Advice provided is general in nature and does not consider your personal circumstances. You should consider the advice in the context of your personal circumstances, or seek professional advice before deciding on any course of action.
Resolving Unacceptable Behaviour in Defence
Everyone in Defence who is willing to work as part of a team deserves a fair go. That means you can reasonably expect that you will be respected, treated fairly and without harassment because of your sexual orientation, gender identity or sex.
Working as part of a team requires you to be willing to make compromises on occasion and follow legal directions from your superiors. However, this doesn't mean that you should tolerate offensive, belittling, abusive, villifying, bullying or threatening behaviour.
Defence defines such behaviour as Unacceptable Behaviour. Such behaviour might occur in the workplace, at a work function, at the mess, at the gym, or online via social media.
If you think that you have been subjected to Unacceptable Behaviour, the Defence Equity Advice Line is available to help you find policies and procedures to have the matter resolved. You don't have to provide any identifying information so even if you aren't out, you should receive the advice you are seeking via this service.
The Defence Equity Advice Line is available through the Defence Service Centre - 1800 DEFENC or 1800 333 362 (0700h - 2200h Monday to Friday AEST/AEDT, closed on public holidays).
Try to resolve incidents of Unacceptable Behaviour at the lowest possible level, and report incidents to your commander or manager.
If you are still concerned after talking with the Defence Equity Advice Line and wish to speak to someone who is LGBTI in Defence for general advice or assistance, please contact us. General advice means that we will broadly assist you with communicating problems, and offer suggestions based on what you tell us. You need to consider any general advise provided within the context of your personal circumstances before deciding on a course of action. We cannot intervene or interfere with Defence processes, but we will provide you the best advice we can based on our experience.
If you make a complaint of Unacceptable Behaviour to DEFGLIS, we will ask you to report the incident to your Commander or Manager in accordance with Defence Policy.
Unacceptable Behaviour Towards LGBTI People

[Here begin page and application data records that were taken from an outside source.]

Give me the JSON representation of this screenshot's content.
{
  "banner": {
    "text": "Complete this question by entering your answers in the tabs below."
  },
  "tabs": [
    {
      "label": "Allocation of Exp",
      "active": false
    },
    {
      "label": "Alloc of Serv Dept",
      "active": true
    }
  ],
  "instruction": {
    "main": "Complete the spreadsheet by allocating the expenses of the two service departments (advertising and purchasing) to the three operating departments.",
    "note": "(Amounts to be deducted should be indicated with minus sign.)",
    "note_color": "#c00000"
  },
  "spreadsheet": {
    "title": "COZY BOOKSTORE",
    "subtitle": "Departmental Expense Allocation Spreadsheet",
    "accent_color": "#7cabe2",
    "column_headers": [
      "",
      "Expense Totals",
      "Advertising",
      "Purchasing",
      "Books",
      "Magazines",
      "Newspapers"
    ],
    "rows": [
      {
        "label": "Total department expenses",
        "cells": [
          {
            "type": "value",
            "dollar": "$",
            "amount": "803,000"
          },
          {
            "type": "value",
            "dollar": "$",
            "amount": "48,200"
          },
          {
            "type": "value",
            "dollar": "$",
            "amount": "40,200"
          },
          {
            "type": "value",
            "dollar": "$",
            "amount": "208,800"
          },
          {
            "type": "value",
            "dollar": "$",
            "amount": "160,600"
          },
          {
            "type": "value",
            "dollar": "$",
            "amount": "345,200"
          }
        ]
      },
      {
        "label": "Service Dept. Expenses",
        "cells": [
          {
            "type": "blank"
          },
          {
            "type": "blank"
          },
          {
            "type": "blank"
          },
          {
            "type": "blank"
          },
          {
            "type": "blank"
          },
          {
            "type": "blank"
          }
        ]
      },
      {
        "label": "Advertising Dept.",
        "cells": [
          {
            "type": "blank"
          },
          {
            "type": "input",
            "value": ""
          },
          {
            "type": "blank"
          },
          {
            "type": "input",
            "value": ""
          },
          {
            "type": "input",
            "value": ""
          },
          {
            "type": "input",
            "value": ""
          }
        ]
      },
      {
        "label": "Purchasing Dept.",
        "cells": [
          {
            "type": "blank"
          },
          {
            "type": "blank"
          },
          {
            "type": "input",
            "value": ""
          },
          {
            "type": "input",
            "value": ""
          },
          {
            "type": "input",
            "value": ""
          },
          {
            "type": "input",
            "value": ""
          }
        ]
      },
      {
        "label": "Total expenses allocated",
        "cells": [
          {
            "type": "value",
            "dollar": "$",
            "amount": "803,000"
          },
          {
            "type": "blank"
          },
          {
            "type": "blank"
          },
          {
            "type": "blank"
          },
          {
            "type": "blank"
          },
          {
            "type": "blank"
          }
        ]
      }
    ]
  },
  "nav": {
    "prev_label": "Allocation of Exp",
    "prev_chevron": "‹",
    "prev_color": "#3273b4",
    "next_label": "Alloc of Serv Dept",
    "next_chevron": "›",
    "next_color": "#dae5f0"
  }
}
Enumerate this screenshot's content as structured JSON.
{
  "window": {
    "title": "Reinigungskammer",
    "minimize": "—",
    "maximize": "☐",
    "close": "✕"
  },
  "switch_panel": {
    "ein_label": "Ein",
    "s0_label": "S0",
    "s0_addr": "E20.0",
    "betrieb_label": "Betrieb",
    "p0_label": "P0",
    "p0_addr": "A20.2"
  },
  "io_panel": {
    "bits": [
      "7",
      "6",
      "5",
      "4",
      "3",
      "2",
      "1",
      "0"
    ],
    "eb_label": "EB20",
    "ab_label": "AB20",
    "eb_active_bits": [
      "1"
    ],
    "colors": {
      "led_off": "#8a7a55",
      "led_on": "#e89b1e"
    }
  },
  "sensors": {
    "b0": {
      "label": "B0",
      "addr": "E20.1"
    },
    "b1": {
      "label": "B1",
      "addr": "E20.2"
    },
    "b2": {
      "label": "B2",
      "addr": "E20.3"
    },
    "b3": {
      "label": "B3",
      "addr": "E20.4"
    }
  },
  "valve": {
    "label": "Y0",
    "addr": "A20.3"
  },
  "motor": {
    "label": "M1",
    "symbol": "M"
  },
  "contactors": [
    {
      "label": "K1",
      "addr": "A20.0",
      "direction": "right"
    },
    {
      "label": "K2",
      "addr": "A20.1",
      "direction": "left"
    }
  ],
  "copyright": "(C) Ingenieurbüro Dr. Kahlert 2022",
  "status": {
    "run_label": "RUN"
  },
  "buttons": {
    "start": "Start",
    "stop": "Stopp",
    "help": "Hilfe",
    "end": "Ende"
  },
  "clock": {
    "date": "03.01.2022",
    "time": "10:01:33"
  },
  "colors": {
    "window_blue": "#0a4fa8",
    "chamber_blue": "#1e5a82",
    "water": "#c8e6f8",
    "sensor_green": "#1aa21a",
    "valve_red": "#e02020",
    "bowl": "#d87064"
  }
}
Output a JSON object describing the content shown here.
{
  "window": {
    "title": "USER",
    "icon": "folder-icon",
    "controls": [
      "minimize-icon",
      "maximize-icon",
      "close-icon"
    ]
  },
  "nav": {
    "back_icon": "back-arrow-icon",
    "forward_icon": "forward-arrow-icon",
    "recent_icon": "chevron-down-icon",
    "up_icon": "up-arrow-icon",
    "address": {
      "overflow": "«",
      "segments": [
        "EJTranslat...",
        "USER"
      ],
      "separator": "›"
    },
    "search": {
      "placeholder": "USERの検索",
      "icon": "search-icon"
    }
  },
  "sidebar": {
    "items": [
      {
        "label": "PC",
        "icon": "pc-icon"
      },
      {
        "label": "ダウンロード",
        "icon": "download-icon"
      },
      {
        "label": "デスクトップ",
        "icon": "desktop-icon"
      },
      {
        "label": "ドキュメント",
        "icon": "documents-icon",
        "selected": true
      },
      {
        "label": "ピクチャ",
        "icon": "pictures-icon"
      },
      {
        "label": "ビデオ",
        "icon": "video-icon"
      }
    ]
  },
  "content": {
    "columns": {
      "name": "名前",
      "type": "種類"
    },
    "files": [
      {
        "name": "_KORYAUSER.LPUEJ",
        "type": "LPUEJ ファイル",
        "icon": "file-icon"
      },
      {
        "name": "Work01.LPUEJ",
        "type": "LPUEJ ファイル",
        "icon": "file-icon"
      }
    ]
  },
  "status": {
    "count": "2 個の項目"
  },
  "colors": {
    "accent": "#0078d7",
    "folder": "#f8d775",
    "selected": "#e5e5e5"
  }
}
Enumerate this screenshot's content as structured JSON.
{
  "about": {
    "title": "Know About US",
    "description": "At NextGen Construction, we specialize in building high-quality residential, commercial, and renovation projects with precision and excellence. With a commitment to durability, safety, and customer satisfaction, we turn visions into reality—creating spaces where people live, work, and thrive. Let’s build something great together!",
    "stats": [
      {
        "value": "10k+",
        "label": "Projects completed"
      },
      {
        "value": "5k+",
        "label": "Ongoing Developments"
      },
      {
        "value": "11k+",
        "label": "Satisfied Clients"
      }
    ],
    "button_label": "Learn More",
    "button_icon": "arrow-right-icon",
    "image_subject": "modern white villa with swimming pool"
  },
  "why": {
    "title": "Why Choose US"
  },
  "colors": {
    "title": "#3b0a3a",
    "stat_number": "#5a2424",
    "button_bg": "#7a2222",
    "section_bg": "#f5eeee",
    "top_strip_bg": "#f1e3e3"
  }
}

We've included some general examples below to help you think about whether you have been subjected to or witnessed Unacceptable Behaviour. It could happen anywhere ... and remember, the standard of behaviour that you walk past is the standard of behaviour that you set.
We encourage you to make a complaint if you you have been subjected to or witnessed unacceptable behaviour.
- Accusations that someone is attracted to the same sex or transgender
- Disclosing someone else's sexual orientation or gender identity without their permission
- Repeatedly and routinely calling on LGBTI people to undertake undesirable jobs
- Repeatedly referring to a transgender person by the name and gender prior to gender transition
- Isolating or seperating an LGBTI person in the work environment
- Excluding an LGBTI person from professional development
- Excluding an LGBTI person from workplace social events
- Denying an invitation to a person's same-sex partner at a social function
- Nicknaming and constantly calling a gay person in the workplace "fag," or any similar derogatory nickname
- Saying "your kind aren't welcome here" to an LGBTI person
- Saying "gays aren't welcome here"
- Behaviour that makes an LGBTI person unwelcome in the work environment including reference to the existence of LGBTI people being wrong
- Giving an LGBTI person the silent treatment, or refusing to work with them or for them
- Posting offensive, abusive or villifying comments about an LGBTI person to social media
- Posting offensive, abusive of villifing comments about LGBTI people to social media
Online Bullying / Villification
LGBTI people are being subjected to increasing levels of online bullying. There are a number of things that you can do to reduce your risks.
- Check your privacy settings for all social media and see what information is available publically.
- Google yourself and find out what information about you is available online. Remove information you do not wish to be public.
When someone makes offensive statements publically via social media, this can be extremely upsetting. Often you feel the strong desire to make a public post expressing your offence, and to defend LGBTI people.
Before you post, think about how your words could be used against you.
- Is your post likely to fuel an online argument which will result in even more offensive statements being made?
- Is your post going to give air time to online bullies allowing them to get attract even more attention and air time?
- Is your post likely to have a positive impact on the online bully or to the general public?
- Are you likely to be able to change the mind of the person who has made the offensive statement?
- Would your post potentially constitute unacceptable behaviour?
Sometimes, it can just simply be better to just close the page.
Defence personnel and employees are subject to subject to a Social Media Policy. If this applies to you, you should ensure that you remain compliant with that policy.
If you think someone has broken the law, you should report the matter to the police. If you witness another Defence Member engaging in Unacceptable Behaviour, or if you are being harassed or bullied online, you should consider raising a complaint in accordance with Unacceptable Behaviour Defence Policy.